ASSIGNMENT: Would you restate the entries below exactly, keeping every line?

Data entries
== Segment start ==
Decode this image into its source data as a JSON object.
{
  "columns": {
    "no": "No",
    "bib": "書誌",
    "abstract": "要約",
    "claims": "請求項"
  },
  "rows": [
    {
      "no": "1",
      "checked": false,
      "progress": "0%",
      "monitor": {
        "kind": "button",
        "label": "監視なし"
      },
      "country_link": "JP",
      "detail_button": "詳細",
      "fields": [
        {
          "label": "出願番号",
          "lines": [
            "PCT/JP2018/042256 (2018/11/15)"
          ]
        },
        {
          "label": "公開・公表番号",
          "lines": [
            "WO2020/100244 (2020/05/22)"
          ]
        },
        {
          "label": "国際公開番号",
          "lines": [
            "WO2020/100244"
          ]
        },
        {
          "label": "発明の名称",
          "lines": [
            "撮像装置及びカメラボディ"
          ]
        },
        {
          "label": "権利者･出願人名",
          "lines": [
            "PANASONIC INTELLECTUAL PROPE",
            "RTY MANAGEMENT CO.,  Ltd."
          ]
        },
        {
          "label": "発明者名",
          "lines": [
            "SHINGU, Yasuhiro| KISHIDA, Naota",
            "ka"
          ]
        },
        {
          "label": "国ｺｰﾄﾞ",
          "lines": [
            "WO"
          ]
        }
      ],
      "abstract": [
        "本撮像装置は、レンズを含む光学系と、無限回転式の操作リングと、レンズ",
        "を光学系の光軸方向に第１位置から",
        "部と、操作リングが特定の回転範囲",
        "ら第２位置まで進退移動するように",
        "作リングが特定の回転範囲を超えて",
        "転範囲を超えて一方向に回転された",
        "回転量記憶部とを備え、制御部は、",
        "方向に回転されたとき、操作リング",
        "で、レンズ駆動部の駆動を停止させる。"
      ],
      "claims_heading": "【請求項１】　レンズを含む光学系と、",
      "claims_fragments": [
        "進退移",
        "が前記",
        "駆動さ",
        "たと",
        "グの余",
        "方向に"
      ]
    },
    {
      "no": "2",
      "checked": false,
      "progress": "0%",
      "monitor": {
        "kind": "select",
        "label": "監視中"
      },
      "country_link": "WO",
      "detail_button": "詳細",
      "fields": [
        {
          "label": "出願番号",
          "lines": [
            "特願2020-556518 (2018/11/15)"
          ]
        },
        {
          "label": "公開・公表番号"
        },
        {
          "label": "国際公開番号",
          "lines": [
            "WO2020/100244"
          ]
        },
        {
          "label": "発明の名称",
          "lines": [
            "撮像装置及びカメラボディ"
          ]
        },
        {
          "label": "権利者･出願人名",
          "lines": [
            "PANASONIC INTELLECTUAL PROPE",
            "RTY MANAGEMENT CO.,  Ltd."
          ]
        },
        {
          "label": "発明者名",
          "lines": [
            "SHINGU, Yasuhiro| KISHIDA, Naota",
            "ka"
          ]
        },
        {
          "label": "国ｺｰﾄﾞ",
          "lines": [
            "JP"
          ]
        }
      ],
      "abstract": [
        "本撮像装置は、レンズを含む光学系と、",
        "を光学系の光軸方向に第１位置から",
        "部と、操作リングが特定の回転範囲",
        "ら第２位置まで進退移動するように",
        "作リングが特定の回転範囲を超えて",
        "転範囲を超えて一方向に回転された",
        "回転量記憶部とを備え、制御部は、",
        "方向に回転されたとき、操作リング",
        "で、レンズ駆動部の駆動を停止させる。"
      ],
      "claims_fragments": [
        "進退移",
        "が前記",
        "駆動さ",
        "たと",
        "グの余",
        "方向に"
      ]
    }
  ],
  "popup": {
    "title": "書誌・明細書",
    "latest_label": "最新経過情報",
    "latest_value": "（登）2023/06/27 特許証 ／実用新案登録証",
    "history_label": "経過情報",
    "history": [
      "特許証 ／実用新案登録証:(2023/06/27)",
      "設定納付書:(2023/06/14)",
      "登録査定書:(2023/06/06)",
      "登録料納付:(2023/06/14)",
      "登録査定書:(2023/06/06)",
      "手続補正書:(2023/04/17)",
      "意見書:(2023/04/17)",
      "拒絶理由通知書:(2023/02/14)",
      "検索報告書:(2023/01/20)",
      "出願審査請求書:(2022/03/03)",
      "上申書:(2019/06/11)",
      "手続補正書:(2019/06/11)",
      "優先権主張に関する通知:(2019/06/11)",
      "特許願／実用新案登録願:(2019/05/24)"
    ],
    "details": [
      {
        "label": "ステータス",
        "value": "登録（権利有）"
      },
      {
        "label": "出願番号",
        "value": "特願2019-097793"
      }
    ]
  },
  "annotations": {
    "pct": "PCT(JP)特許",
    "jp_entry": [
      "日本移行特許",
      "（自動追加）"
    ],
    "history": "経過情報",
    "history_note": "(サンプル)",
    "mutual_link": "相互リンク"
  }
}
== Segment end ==
REPLY:
Decode this image into its source data as a JSON object.
{
  "columns": {
    "no": "No",
    "bib": "書誌",
    "abstract": "要約",
    "claims": "請求項"
  },
  "rows": [
    {
      "no": "1",
      "checked": false,
      "progress": "0%",
      "monitor": {
        "kind": "button",
        "label": "監視なし"
      },
      "country_link": "JP",
      "detail_button": "詳細",
      "fields": [
        {
          "label": "出願番号",
          "lines": [
            "PCT/JP2018/042256 (2018/11/15)"
          ]
        },
        {
          "label": "公開・公表番号",
          "lines": [
            "WO2020/100244 (2020/05/22)"
          ]
        },
        {
          "label": "国際公開番号",
          "lines": [
            "WO2020/100244"
          ]
        },
        {
          "label": "発明の名称",
          "lines": [
            "撮像装置及びカメラボディ"
          ]
        },
        {
          "label": "権利者･出願人名",
          "lines": [
            "PANASONIC INTELLECTUAL PROPE",
            "RTY MANAGEMENT CO.,  Ltd."
          ]
        },
        {
          "label": "発明者名",
          "lines": [
            "SHINGU, Yasuhiro| KISHIDA, Naota",
            "ka"
          ]
        },
        {
          "label": "国ｺｰﾄﾞ",
          "lines": [
            "WO"
          ]
        }
      ],
      "abstract": [
        "本撮像装置は、レンズを含む光学系と、無限回転式の操作リングと、レンズ",
        "を光学系の光軸方向に第１位置から",
        "部と、操作リングが特定の回転範囲",
        "ら第２位置まで進退移動するように",
        "作リングが特定の回転範囲を超えて",
        "転範囲を超えて一方向に回転された",
        "回転量記憶部とを備え、制御部は、",
        "方向に回転されたとき、操作リング",
        "で、レンズ駆動部の駆動を停止させる。"
      ],
      "claims_heading": "【請求項１】　レンズを含む光学系と、",
      "claims_fragments": [
        "進退移",
        "が前記",
        "駆動さ",
        "たと",
        "グの余",
        "方向に"
      ]
    },
    {
      "no": "2",
      "checked": false,
      "progress": "0%",
      "monitor": {
        "kind": "select",
        "label": "監視中"
      },
      "country_link": "WO",
      "detail_button": "詳細",
      "fields": [
        {
          "label": "出願番号",
          "lines": [
            "特願2020-556518 (2018/11/15)"
          ]
        },
        {
          "label": "公開・公表番号"
        },
        {
          "label": "国際公開番号",
          "lines": [
            "WO2020/100244"
          ]
        },
        {
          "label": "発明の名称",
          "lines": [
            "撮像装置及びカメラボディ"
          ]
        },
        {
          "label": "権利者･出願人名",
          "lines": [
            "PANASONIC INTELLECTUAL PROPE",
            "RTY MANAGEMENT CO.,  Ltd."
          ]
        },
        {
          "label": "発明者名",
          "lines": [
            "SHINGU, Yasuhiro| KISHIDA, Naota",
            "ka"
          ]
        },
        {
          "label": "国ｺｰﾄﾞ",
          "lines": [
            "JP"
          ]
        }
      ],
      "abstract": [
        "本撮像装置は、レンズを含む光学系と、",
        "を光学系の光軸方向に第１位置から",
        "部と、操作リングが特定の回転範囲",
        "ら第２位置まで進退移動するように",
        "作リングが特定の回転範囲を超えて",
        "転範囲を超えて一方向に回転された",
        "回転量記憶部とを備え、制御部は、",
        "方向に回転されたとき、操作リング",
        "で、レンズ駆動部の駆動を停止させる。"
      ],
      "claims_fragments": [
        "進退移",
        "が前記",
        "駆動さ",
        "たと",
        "グの余",
        "方向に"
      ]
    }
  ],
  "popup": {
    "title": "書誌・明細書",
    "latest_label": "最新経過情報",
    "latest_value": "（登）2023/06/27 特許証 ／実用新案登録証",
    "history_label": "経過情報",
    "history": [
      "特許証 ／実用新案登録証:(2023/06/27)",
      "設定納付書:(2023/06/14)",
      "登録査定書:(2023/06/06)",
      "登録料納付:(2023/06/14)",
      "登録査定書:(2023/06/06)",
      "手続補正書:(2023/04/17)",
      "意見書:(2023/04/17)",
      "拒絶理由通知書:(2023/02/14)",
      "検索報告書:(2023/01/20)",
      "出願審査請求書:(2022/03/03)",
      "上申書:(2019/06/11)",
      "手続補正書:(2019/06/11)",
      "優先権主張に関する通知:(2019/06/11)",
      "特許願／実用新案登録願:(2019/05/24)"
    ],
    "details": [
      {
        "label": "ステータス",
        "value": "登録（権利有）"
      },
      {
        "label": "出願番号",
        "value": "特願2019-097793"
      }
    ]
  },
  "annotations": {
    "pct": "PCT(JP)特許",
    "jp_entry": [
      "日本移行特許",
      "（自動追加）"
    ],
    "history": "経過情報",
    "history_note": "(サンプル)",
    "mutual_link": "相互リンク"
  }
}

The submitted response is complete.